• How to complete this task: Which of the lines below include "JSON"? Each one should be copied out.
**** Source data ****
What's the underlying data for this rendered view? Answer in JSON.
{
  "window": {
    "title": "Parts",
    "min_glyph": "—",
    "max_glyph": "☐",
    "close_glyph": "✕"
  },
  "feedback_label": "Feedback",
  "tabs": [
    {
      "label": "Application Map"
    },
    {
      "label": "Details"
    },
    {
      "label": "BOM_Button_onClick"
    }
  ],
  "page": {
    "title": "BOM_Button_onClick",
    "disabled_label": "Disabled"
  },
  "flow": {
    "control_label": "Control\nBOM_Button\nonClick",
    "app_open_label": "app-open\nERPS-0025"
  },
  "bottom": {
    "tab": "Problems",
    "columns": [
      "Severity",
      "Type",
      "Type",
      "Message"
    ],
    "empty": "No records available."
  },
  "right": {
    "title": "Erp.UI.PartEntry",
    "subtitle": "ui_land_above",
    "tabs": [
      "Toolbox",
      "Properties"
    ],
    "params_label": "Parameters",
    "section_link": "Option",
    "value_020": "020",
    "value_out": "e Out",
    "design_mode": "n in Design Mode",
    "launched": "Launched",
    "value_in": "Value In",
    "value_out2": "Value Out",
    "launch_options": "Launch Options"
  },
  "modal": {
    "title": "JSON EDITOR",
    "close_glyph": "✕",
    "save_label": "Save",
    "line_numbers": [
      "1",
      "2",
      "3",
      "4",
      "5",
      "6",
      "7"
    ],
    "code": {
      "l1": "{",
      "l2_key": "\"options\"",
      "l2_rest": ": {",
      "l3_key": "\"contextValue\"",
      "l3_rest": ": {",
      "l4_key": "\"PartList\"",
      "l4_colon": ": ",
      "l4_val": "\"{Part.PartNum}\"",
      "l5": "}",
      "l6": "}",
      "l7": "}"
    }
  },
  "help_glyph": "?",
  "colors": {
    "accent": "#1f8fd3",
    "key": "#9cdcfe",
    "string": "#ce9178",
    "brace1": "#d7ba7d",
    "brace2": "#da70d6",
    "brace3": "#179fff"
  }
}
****
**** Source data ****
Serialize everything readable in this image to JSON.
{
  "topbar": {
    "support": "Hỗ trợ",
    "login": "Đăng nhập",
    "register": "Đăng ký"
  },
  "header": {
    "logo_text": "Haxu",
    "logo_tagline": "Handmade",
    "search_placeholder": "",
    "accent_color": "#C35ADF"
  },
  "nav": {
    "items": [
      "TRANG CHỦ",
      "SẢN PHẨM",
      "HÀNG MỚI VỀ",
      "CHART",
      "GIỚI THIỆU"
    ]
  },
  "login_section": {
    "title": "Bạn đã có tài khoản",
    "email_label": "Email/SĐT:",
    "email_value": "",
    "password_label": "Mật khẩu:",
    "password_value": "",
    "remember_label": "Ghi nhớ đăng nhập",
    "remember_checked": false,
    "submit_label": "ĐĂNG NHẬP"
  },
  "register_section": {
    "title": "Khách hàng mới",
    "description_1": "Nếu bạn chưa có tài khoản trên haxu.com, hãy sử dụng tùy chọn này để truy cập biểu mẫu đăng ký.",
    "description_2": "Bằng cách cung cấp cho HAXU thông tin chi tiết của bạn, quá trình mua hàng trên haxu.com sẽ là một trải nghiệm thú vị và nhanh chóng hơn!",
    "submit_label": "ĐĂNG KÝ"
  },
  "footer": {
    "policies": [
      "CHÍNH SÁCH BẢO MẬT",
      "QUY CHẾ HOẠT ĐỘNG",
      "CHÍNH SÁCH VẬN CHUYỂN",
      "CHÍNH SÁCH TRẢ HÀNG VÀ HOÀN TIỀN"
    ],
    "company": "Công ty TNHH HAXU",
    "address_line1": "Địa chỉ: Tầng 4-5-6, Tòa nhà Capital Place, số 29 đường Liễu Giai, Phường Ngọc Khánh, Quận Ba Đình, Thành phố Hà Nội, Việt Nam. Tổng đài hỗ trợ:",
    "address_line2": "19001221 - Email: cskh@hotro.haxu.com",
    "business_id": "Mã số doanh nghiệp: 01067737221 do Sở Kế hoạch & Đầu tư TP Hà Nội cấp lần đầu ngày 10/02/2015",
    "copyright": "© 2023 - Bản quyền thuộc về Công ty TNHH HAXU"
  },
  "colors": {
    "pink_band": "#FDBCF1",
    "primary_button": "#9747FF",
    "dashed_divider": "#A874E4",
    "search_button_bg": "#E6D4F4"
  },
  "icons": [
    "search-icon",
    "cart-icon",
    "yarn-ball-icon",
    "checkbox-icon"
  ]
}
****
• Result below:
What's the underlying data for this rendered view? Answer in JSON.
    "title": "JSON EDITOR",
Serialize everything readable in this image to JSON.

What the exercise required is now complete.